### Exercise aim
The word to look for is "ประภาพร". Report every line of the entries below that has it.

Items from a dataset
◆ ◆ ◆ ◆ ◆ ◆ ◆
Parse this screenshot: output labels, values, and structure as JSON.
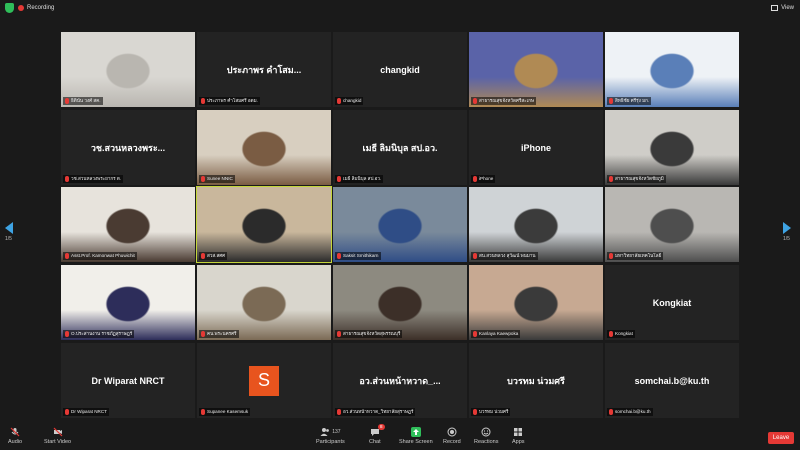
{
  "topbar": {
    "recording_label": "Recording",
    "view_label": "View"
  },
  "pager": {
    "left_indicator": "1/5",
    "right_indicator": "1/5"
  },
  "tiles": [
    {
      "name": "",
      "label": "ธิตินัน วงศ์ สค.",
      "type": "video",
      "palette": [
        "#d9d7d2",
        "#b9b6b0"
      ]
    },
    {
      "name": "ประภาพร คำโสม...",
      "label": "ประภาพร คำโสมศรี อดม.",
      "type": "name"
    },
    {
      "name": "changkid",
      "label": "changkid",
      "type": "name"
    },
    {
      "name": "",
      "label": "สาธารณสุขจังหวัดศรีสะเกษ",
      "type": "video",
      "palette": [
        "#5a63a8",
        "#b08a54"
      ]
    },
    {
      "name": "",
      "label": "สิทธิชัย ศรีรุ่ง มก.",
      "type": "video",
      "palette": [
        "#eef2f6",
        "#5a7fb8"
      ]
    },
    {
      "name": "วช.สวนหลวงพระ...",
      "label": "วช.สวนหลวงพระยากร ต.",
      "type": "name"
    },
    {
      "name": "",
      "label": "Sunee NNIC",
      "type": "video",
      "palette": [
        "#d8cfc0",
        "#7a5c43"
      ]
    },
    {
      "name": "เมธี ลิมนิบุล สป.อว.",
      "label": "เมธี ลิมนิบุล สป.อว.",
      "type": "name"
    },
    {
      "name": "iPhone",
      "label": "iPhone",
      "type": "name"
    },
    {
      "name": "",
      "label": "สาธารณสุขจังหวัดชัยภูมิ",
      "type": "video",
      "palette": [
        "#cfcdc8",
        "#3a3a3a"
      ]
    },
    {
      "name": "",
      "label": "Asst.Prof. Kamonwat Phuwichit",
      "type": "video",
      "palette": [
        "#e7e3dc",
        "#4a3b32"
      ]
    },
    {
      "name": "",
      "label": "สวส.สศศ",
      "type": "video",
      "palette": [
        "#c9b79c",
        "#2b2b2b"
      ],
      "active": true
    },
    {
      "name": "",
      "label": "Saksit Smithikarn",
      "type": "video",
      "palette": [
        "#7a8a9b",
        "#2f4d86"
      ]
    },
    {
      "name": "",
      "label": "สน.สวนหลวง สุวัฒน์ พนมาน",
      "type": "video",
      "palette": [
        "#cfd3d6",
        "#3b3b3b"
      ]
    },
    {
      "name": "",
      "label": "มหาวิทยาลัยเทคโนโลยี",
      "type": "video",
      "palette": [
        "#b9b7b3",
        "#4e4e4e"
      ]
    },
    {
      "name": "",
      "label": "O.ประสานงาน ราชภัฏสุราษฎร์",
      "type": "video",
      "palette": [
        "#f1efea",
        "#2d2d5a"
      ]
    },
    {
      "name": "",
      "label": "คน.พระนครศรี",
      "type": "video",
      "palette": [
        "#d9d6cd",
        "#7b6a55"
      ]
    },
    {
      "name": "",
      "label": "สาธารณสุขจังหวัดสุพรรณบุรี",
      "type": "video",
      "palette": [
        "#8d8a80",
        "#3c2f28"
      ]
    },
    {
      "name": "",
      "label": "Kanlaya Kaewpoka",
      "type": "video",
      "palette": [
        "#c7a992",
        "#3a3a3a"
      ]
    },
    {
      "name": "Kongkiat",
      "label": "Kongkiat",
      "type": "name"
    },
    {
      "name": "Dr Wiparat NRCT",
      "label": "Dr Wiparat NRCT",
      "type": "name"
    },
    {
      "name": "",
      "label": "Supanee Kasemsuk",
      "type": "avatar",
      "initial": "S"
    },
    {
      "name": "อว.ส่วนหน้าหวาด_...",
      "label": "อว.ส่วนหน้าหวาด_วิทยาลัยสุราษฎร์",
      "type": "name"
    },
    {
      "name": "บวรทม น่วมศรี",
      "label": "บวรทม น่วมศรี",
      "type": "name"
    },
    {
      "name": "somchai.b@ku.th",
      "label": "somchai.b@ku.th",
      "type": "name"
    }
  ],
  "toolbar": {
    "audio": "Audio",
    "start_video": "Start Video",
    "participants": "Participants",
    "participants_count": "137",
    "chat": "Chat",
    "chat_badge": "8",
    "share_screen": "Share Screen",
    "record": "Record",
    "reactions": "Reactions",
    "apps": "Apps",
    "leave": "Leave"
  },
  "colors": {
    "accent": "#3ea3e3",
    "share": "#2fbe5a",
    "leave": "#e53935",
    "active_speaker": "#c4d63a",
    "avatar": "#e8541e"
  }
}
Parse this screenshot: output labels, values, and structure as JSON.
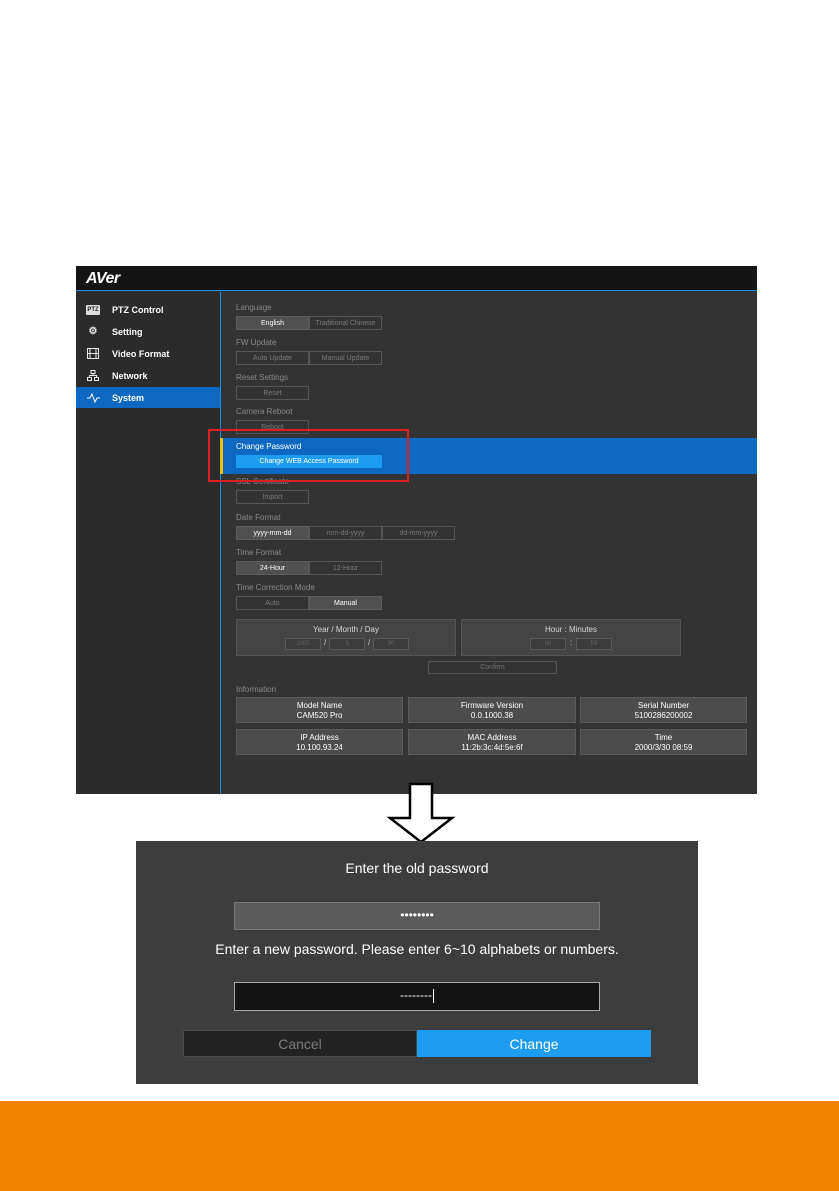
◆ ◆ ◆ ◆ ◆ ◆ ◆
### Response for this exercise
      "name": "ประภาพร คำโสม...",
      "label": "ประภาพร คำโสมศรี อดม.",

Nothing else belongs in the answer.